**Source information**
——
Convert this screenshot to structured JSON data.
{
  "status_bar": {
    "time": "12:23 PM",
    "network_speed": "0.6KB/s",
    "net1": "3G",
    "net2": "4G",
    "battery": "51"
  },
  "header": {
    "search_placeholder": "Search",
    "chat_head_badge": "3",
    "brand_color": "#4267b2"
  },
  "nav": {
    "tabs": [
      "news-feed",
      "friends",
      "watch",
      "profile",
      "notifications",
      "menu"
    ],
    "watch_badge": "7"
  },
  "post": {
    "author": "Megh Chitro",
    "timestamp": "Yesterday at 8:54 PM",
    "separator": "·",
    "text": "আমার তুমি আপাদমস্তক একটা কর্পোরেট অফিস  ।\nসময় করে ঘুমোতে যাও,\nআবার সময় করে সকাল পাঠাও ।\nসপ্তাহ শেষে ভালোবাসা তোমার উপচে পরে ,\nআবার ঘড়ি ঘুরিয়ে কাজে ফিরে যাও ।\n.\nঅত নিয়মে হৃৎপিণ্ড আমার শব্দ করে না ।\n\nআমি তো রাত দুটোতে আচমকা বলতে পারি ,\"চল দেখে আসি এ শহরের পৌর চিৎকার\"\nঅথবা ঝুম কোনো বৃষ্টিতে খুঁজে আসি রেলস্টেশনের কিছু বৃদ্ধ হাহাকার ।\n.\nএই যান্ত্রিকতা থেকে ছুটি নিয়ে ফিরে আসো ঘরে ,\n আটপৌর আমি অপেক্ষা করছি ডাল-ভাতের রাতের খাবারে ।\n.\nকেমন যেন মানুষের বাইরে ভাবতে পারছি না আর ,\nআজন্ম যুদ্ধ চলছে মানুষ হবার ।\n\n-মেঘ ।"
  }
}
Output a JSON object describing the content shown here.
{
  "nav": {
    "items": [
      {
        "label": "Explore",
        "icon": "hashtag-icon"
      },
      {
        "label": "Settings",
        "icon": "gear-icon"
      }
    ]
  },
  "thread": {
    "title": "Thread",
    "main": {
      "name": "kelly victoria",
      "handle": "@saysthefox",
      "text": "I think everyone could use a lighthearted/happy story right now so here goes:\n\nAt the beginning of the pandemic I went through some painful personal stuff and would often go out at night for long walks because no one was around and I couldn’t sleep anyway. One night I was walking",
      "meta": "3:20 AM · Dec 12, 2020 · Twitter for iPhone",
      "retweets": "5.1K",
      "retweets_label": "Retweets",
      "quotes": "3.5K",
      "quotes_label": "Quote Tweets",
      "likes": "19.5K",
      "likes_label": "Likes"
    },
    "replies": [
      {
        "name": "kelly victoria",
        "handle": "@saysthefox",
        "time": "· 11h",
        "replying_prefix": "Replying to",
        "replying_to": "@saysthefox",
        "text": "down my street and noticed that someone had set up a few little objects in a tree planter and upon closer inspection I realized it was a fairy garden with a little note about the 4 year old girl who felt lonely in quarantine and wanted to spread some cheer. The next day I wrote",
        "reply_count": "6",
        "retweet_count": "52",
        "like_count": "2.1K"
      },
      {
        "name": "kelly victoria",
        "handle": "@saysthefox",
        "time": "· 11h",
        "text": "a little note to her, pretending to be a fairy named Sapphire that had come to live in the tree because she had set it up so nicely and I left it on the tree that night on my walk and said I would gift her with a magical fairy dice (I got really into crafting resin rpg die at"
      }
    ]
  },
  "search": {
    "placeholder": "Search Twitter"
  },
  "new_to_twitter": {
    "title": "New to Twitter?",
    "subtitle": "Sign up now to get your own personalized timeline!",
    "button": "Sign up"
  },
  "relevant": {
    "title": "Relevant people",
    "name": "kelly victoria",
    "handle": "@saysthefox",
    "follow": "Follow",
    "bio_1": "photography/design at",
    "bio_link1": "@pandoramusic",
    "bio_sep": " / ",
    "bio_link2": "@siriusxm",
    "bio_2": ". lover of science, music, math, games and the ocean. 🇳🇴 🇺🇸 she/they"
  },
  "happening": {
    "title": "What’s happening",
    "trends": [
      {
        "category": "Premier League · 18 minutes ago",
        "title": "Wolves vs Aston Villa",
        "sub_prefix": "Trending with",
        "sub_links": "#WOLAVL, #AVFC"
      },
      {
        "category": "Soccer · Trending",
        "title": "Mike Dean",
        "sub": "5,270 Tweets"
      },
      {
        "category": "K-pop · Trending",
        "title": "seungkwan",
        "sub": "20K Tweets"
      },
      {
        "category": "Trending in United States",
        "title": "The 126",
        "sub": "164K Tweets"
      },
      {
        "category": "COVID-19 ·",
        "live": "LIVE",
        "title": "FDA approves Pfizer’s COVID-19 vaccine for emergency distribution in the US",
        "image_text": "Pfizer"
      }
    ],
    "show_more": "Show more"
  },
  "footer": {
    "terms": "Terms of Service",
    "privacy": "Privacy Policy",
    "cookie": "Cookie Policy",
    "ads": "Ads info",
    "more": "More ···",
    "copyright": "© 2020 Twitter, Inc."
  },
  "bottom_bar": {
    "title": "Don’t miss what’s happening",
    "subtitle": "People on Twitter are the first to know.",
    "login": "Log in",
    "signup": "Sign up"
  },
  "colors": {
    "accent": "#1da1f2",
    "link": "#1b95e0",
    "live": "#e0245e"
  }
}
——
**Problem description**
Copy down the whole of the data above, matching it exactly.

**Solution for this exercise**
Convert this screenshot to structured JSON data.
{
  "status_bar": {
    "time": "12:23 PM",
    "network_speed": "0.6KB/s",
    "net1": "3G",
    "net2": "4G",
    "battery": "51"
  },
  "header": {
    "search_placeholder": "Search",
    "chat_head_badge": "3",
    "brand_color": "#4267b2"
  },
  "nav": {
    "tabs": [
      "news-feed",
      "friends",
      "watch",
      "profile",
      "notifications",
      "menu"
    ],
    "watch_badge": "7"
  },
  "post": {
    "author": "Megh Chitro",
    "timestamp": "Yesterday at 8:54 PM",
    "separator": "·",
    "text": "আমার তুমি আপাদমস্তক একটা কর্পোরেট অফিস  ।\nসময় করে ঘুমোতে যাও,\nআবার সময় করে সকাল পাঠাও ।\nসপ্তাহ শেষে ভালোবাসা তোমার উপচে পরে ,\nআবার ঘড়ি ঘুরিয়ে কাজে ফিরে যাও ।\n.\nঅত নিয়মে হৃৎপিণ্ড আমার শব্দ করে না ।\n\nআমি তো রাত দুটোতে আচমকা বলতে পারি ,\"চল দেখে আসি এ শহরের পৌর চিৎকার\"\nঅথবা ঝুম কোনো বৃষ্টিতে খুঁজে আসি রেলস্টেশনের কিছু বৃদ্ধ হাহাকার ।\n.\nএই যান্ত্রিকতা থেকে ছুটি নিয়ে ফিরে আসো ঘরে ,\n আটপৌর আমি অপেক্ষা করছি ডাল-ভাতের রাতের খাবারে ।\n.\nকেমন যেন মানুষের বাইরে ভাবতে পারছি না আর ,\nআজন্ম যুদ্ধ চলছে মানুষ হবার ।\n\n-মেঘ ।"
  }
}
Output a JSON object describing the content shown here.
{
  "nav": {
    "items": [
      {
        "label": "Explore",
        "icon": "hashtag-icon"
      },
      {
        "label": "Settings",
        "icon": "gear-icon"
      }
    ]
  },
  "thread": {
    "title": "Thread",
    "main": {
      "name": "kelly victoria",
      "handle": "@saysthefox",
      "text": "I think everyone could use a lighthearted/happy story right now so here goes:\n\nAt the beginning of the pandemic I went through some painful personal stuff and would often go out at night for long walks because no one was around and I couldn’t sleep anyway. One night I was walking",
      "meta": "3:20 AM · Dec 12, 2020 · Twitter for iPhone",
      "retweets": "5.1K",
      "retweets_label": "Retweets",
      "quotes": "3.5K",
      "quotes_label": "Quote Tweets",
      "likes": "19.5K",
      "likes_label": "Likes"
    },
    "replies": [
      {
        "name": "kelly victoria",
        "handle": "@saysthefox",
        "time": "· 11h",
        "replying_prefix": "Replying to",
        "replying_to": "@saysthefox",
        "text": "down my street and noticed that someone had set up a few little objects in a tree planter and upon closer inspection I realized it was a fairy garden with a little note about the 4 year old girl who felt lonely in quarantine and wanted to spread some cheer. The next day I wrote",
        "reply_count": "6",
        "retweet_count": "52",
        "like_count": "2.1K"
      },
      {
        "name": "kelly victoria",
        "handle": "@saysthefox",
        "time": "· 11h",
        "text": "a little note to her, pretending to be a fairy named Sapphire that had come to live in the tree because she had set it up so nicely and I left it on the tree that night on my walk and said I would gift her with a magical fairy dice (I got really into crafting resin rpg die at"
      }
    ]
  },
  "search": {
    "placeholder": "Search Twitter"
  },
  "new_to_twitter": {
    "title": "New to Twitter?",
    "subtitle": "Sign up now to get your own personalized timeline!",
    "button": "Sign up"
  },
  "relevant": {
    "title": "Relevant people",
    "name": "kelly victoria",
    "handle": "@saysthefox",
    "follow": "Follow",
    "bio_1": "photography/design at",
    "bio_link1": "@pandoramusic",
    "bio_sep": " / ",
    "bio_link2": "@siriusxm",
    "bio_2": ". lover of science, music, math, games and the ocean. 🇳🇴 🇺🇸 she/they"
  },
  "happening": {
    "title": "What’s happening",
    "trends": [
      {
        "category": "Premier League · 18 minutes ago",
        "title": "Wolves vs Aston Villa",
        "sub_prefix": "Trending with",
        "sub_links": "#WOLAVL, #AVFC"
      },
      {
        "category": "Soccer · Trending",
        "title": "Mike Dean",
        "sub": "5,270 Tweets"
      },
      {
        "category": "K-pop · Trending",
        "title": "seungkwan",
        "sub": "20K Tweets"
      },
      {
        "category": "Trending in United States",
        "title": "The 126",
        "sub": "164K Tweets"
      },
      {
        "category": "COVID-19 ·",
        "live": "LIVE",
        "title": "FDA approves Pfizer’s COVID-19 vaccine for emergency distribution in the US",
        "image_text": "Pfizer"
      }
    ],
    "show_more": "Show more"
  },
  "footer": {
    "terms": "Terms of Service",
    "privacy": "Privacy Policy",
    "cookie": "Cookie Policy",
    "ads": "Ads info",
    "more": "More ···",
    "copyright": "© 2020 Twitter, Inc."
  },
  "bottom_bar": {
    "title": "Don’t miss what’s happening",
    "subtitle": "People on Twitter are the first to know.",
    "login": "Log in",
    "signup": "Sign up"
  },
  "colors": {
    "accent": "#1da1f2",
    "link": "#1b95e0",
    "live": "#e0245e"
  }
}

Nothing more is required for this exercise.